Cameras on board the satellite watched as SWOT unwrapped itself like a golden present — stretching its wings, so to speak, in preparation for the tasks ahead.

Here are 7 views of the new satellite in space:

NASA

7. On Dec. 16, just about 50 minutes after launch, the folded-up satellite separated from the Falcon 9 rocket that carried it into space.

NASA

6. Later that day, two solar arrays unfolded from either side of the satellite.

NASA/JPL-Caltech/CNES

5. Here they are clicking into place, stretching out to their full length of 48.8 feet.

NASA/JPL-Caltech/CNES

4. Next, the satellite unfolded its Ka-band Radar Interferometer (KaRIn) — a process that took four days to complete.

NASA/JPL-Caltech/CNES

3. Here is the KaRIn antenna reaching its full length. It’s designed to measure Earth’s water levels in unmatched detail.

NASA/JPL-Caltech/CNES

2. On Dec. 22, the satellite finished deploying KaRIn, though its cameras cut out just before the process ended.

NASA/JPL-Caltech/CNES

NASA
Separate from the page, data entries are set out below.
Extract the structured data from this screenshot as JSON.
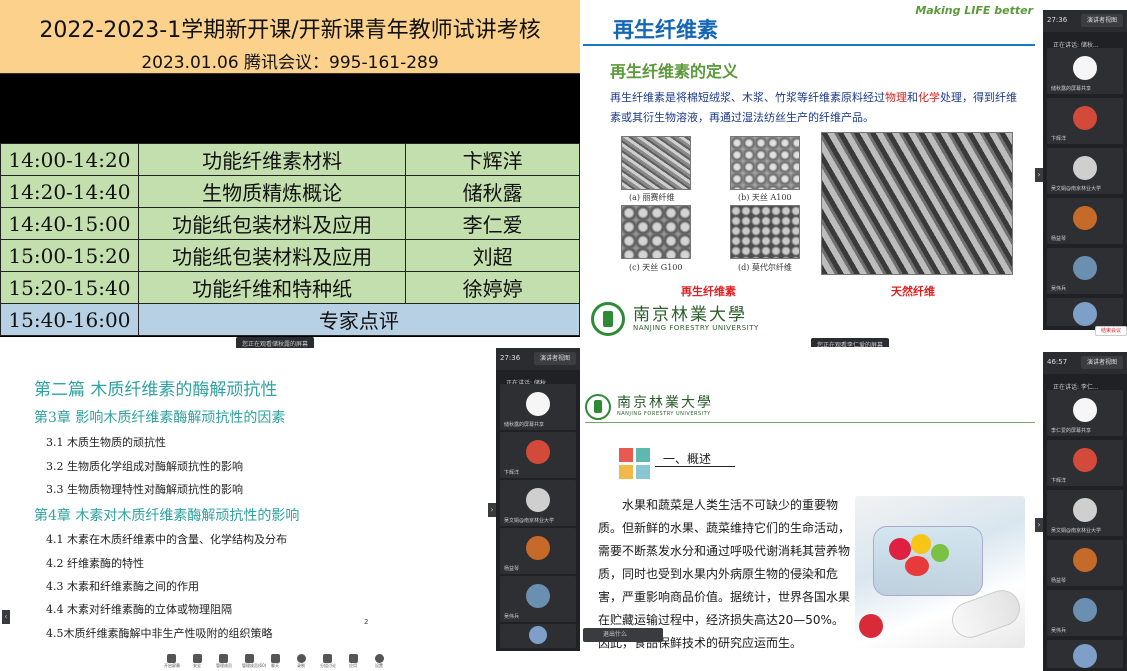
{
  "schedule": {
    "title": "2022-2023-1学期新开课/开新课青年教师试讲考核",
    "subtitle": "2023.01.06 腾讯会议：995-161-289",
    "rows": [
      {
        "time": "14:00-14:20",
        "course": "功能纤维素材料",
        "teacher": "卞辉洋"
      },
      {
        "time": "14:20-14:40",
        "course": "生物质精炼概论",
        "teacher": "储秋露"
      },
      {
        "time": "14:40-15:00",
        "course": "功能纸包装材料及应用",
        "teacher": "李仁爱"
      },
      {
        "time": "15:00-15:20",
        "course": "功能纸包装材料及应用",
        "teacher": "刘超"
      },
      {
        "time": "15:20-15:40",
        "course": "功能纤维和特种纸",
        "teacher": "徐婷婷"
      },
      {
        "time": "15:40-16:00",
        "course": "专家点评",
        "teacher": ""
      }
    ],
    "share_label": "您正在观看储秋露的屏幕"
  },
  "slide2": {
    "title": "再生纤维素",
    "brand": "Making LIFE better",
    "subtitle": "再生纤维素的定义",
    "text_a": "再生纤维素是将棉短绒浆、木浆、竹浆等纤维素原料经过",
    "text_red1": "物理",
    "text_b": "和",
    "text_red2": "化学",
    "text_c": "处理，得到纤维素或其衍生物溶液，再通过湿法纺丝生产的纤维产品。",
    "captions": [
      "(a) 丽赛纤维",
      "(b) 天丝 A100",
      "(c) 天丝 G100",
      "(d) 莫代尔纤维"
    ],
    "label_regen": "再生纤维素",
    "label_natural": "天然纤维",
    "logo_cn": "南京林業大學",
    "logo_en": "NANJING FORESTRY UNIVERSITY",
    "share_label": "您正在观看李仁爱的屏幕",
    "exit_btn": "结束会议"
  },
  "sidebar2": {
    "time": "27:36",
    "view": "演讲者视图",
    "speaking": "正在讲话: 储秋...",
    "tiles": [
      {
        "name": "储秋露的屏幕共享",
        "color": "#f6f6f6"
      },
      {
        "name": "卞辉洋",
        "color": "#d44a3a"
      },
      {
        "name": "吴文娟@南京林业大学",
        "color": "#cfcfcf"
      },
      {
        "name": "杨益琴",
        "color": "#c66a2a"
      },
      {
        "name": "吴伟兵",
        "color": "#6b8fb0"
      },
      {
        "name": "",
        "color": "#7ea0c8"
      }
    ]
  },
  "slide3": {
    "title": "第二篇 木质纤维素的酶解顽抗性",
    "ch3": "第3章 影响木质纤维素酶解顽抗性的因素",
    "items3": [
      "3.1 木质生物质的顽抗性",
      "3.2 生物质化学组成对酶解顽抗性的影响",
      "3.3 生物质物理特性对酶解顽抗性的影响"
    ],
    "ch4": "第4章 木素对木质纤维素酶解顽抗性的影响",
    "items4": [
      "4.1 木素在木质纤维素中的含量、化学结构及分布",
      "4.2 纤维素酶的特性",
      "4.3 木素和纤维素酶之间的作用",
      "4.4 木素对纤维素酶的立体或物理阻隔",
      "4.5木质纤维素酶解中非生产性吸附的组织策略"
    ],
    "page": "2",
    "toolbar": [
      "开启屏幕",
      "安全",
      "管理成员",
      "管理成员(60)",
      "聊天",
      "录制",
      "分组讨论",
      "应用",
      "表情",
      "设置"
    ]
  },
  "sidebar3": {
    "time": "27:36",
    "view": "演讲者视图",
    "speaking": "正在讲话: 储秋...",
    "tiles": [
      {
        "name": "储秋露的屏幕共享",
        "color": "#f6f6f6"
      },
      {
        "name": "卞辉洋",
        "color": "#d44a3a"
      },
      {
        "name": "吴文娟@南京林业大学",
        "color": "#cfcfcf"
      },
      {
        "name": "杨益琴",
        "color": "#c66a2a"
      },
      {
        "name": "吴伟兵",
        "color": "#6b8fb0"
      },
      {
        "name": "",
        "color": "#7ea0c8"
      }
    ]
  },
  "slide4": {
    "logo_cn": "南京林業大學",
    "logo_en": "NANJING FORESTRY UNIVERSITY",
    "heading": "一、概述",
    "para": "水果和蔬菜是人类生活不可缺少的重要物质。但新鲜的水果、蔬菜维持它们的生命活动，需要不断蒸发水分和通过呼吸代谢消耗其营养物质，同时也受到水果内外病原生物的侵染和危害，严重影响商品价值。据统计，世界各国水果在贮藏运输过程中，经济损失高达20—50%。因此，食品保鲜技术的研究应运而生。",
    "bar": "退出什么"
  },
  "sidebar4": {
    "time": "46:57",
    "view": "演讲者视图",
    "speaking": "正在讲话: 李仁...",
    "tiles": [
      {
        "name": "李仁爱的屏幕共享",
        "color": "#f6f6f6"
      },
      {
        "name": "卞辉洋",
        "color": "#d44a3a"
      },
      {
        "name": "吴文娟@南京林业大学",
        "color": "#cfcfcf"
      },
      {
        "name": "杨益琴",
        "color": "#c66a2a"
      },
      {
        "name": "吴伟兵",
        "color": "#6b8fb0"
      },
      {
        "name": "",
        "color": "#7ea0c8"
      }
    ]
  },
  "colors": {
    "header_bg": "#fbd18c",
    "cell_green": "#c4dfae",
    "cell_blue": "#b8d0e4",
    "slide_blue": "#1466b6",
    "slide_green": "#5a9a3a",
    "teal": "#2ea2a0"
  }
}
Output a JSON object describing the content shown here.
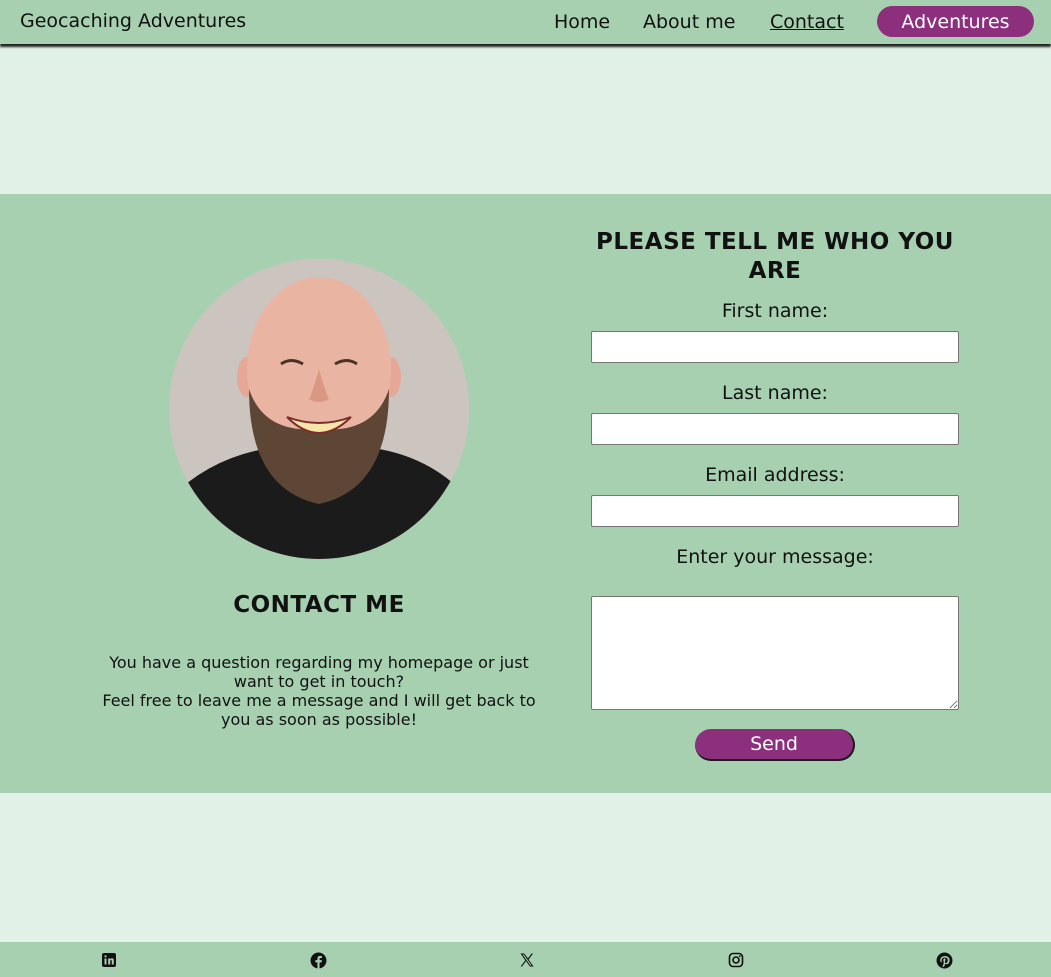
{
  "header": {
    "brand": "Geocaching Adventures",
    "nav": {
      "home": "Home",
      "about": "About me",
      "contact": "Contact",
      "adventures": "Adventures"
    }
  },
  "contact": {
    "title": "CONTACT ME",
    "text_line1": "You have a question regarding my homepage or just want to get in touch?",
    "text_line2": "Feel free to leave me a message and I will get back to you as soon as possible!"
  },
  "form": {
    "title": "PLEASE TELL ME WHO YOU ARE",
    "first_name_label": "First name:",
    "first_name_value": "",
    "last_name_label": "Last name:",
    "last_name_value": "",
    "email_label": "Email address:",
    "email_value": "",
    "message_label": "Enter your message:",
    "message_value": "",
    "send_label": "Send"
  },
  "footer": {
    "icons": [
      "linkedin-icon",
      "facebook-icon",
      "x-icon",
      "instagram-icon",
      "pinterest-icon"
    ]
  },
  "colors": {
    "accent": "#8c2f7c",
    "band": "#a7d0b1",
    "background": "#e1f1e7"
  }
}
1. Now, SWOT will get to work scanning the Earth by pinging it with radar signals and listening for echoes. It will complete a full pass of the planet at least once every 21 days.